One of the most widely read music journalists in the U.K. loses his hearing and very nearly his mind.
Not quite an autobiography, nor a focused memoir of illness, this tragic recollection by prolific rock journalist Coleman examines a lifetime’s worth of choices in the wake of a devastating illness. In his mid-40s, the author experienced a form of tinnitus so severe that he imagined the inside of his skull was occupied by “a tiny monkey playing a tiny pipe organ.” Stricken with sudden neurosensory hearing loss, a maddening syndrome with undiagnosable causes ranging from genetics to stroke, Coleman was understandably grief-stricken, given his profession. He punctuates his journey to his new existence with memories of his old one, the grim upbringing of a boy born in 1960, with many flashbacks focusing on the girl whom he loved from afar. The medical segments are harrowing, as Coleman describes in intimate detail procedures like having steroids injected directly into his inner ear. Early on, he broached the topic of assisted suicide with his wife, who told him, “Don’t you DARE talk to me like that.” The teenage autobiographical segments are readable but unremarkable, but Coleman’s self-examination of his identity via music and his new interpretation of it are thoughtful and complex, recalling something of David Byrne’s rich How Music Works (2012). “What was really interesting was that, as I sat there shuddering and trickling, I began to hear the music better,” he writes. “Melody, metre, a little bit of timbre, the puffiest cloud of harmony. Yes, yes: that’s a trombone all right, not just a note. And I began to sense the tiniest swelling of architectural form in my head. You wouldn’t have called it the Taj Mahal, but equally, this was no papery squiggle.”

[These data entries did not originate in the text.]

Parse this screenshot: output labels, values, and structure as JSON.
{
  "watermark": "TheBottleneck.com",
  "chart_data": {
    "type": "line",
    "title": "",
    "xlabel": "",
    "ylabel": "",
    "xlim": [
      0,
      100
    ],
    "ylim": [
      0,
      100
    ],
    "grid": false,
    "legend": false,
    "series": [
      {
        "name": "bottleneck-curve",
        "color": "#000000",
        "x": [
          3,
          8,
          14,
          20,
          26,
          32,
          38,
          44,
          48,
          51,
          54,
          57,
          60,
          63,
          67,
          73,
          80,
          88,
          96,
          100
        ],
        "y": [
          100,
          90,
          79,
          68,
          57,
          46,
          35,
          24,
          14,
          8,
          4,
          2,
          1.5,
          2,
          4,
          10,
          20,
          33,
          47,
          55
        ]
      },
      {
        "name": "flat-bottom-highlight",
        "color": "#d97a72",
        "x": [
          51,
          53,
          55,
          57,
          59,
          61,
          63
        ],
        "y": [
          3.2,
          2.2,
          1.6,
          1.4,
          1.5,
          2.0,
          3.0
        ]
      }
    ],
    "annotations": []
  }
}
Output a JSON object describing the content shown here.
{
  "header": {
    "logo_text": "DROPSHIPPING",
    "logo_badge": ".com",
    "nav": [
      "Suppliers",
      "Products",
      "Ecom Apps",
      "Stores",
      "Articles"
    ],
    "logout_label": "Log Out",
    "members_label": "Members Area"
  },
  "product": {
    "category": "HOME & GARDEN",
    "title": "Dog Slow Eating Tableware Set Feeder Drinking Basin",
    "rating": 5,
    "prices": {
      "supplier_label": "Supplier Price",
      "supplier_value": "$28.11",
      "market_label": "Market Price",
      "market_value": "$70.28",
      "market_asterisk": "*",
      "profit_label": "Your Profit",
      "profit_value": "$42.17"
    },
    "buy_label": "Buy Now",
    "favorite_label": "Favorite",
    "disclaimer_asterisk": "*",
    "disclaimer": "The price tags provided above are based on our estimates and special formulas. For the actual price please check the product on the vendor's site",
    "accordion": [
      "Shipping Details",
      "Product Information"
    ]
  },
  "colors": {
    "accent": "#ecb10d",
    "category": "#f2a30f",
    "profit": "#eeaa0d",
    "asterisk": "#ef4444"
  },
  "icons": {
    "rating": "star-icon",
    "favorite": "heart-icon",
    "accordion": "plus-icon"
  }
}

A disquieting but ultimately resilient reflection on the sound and the fury.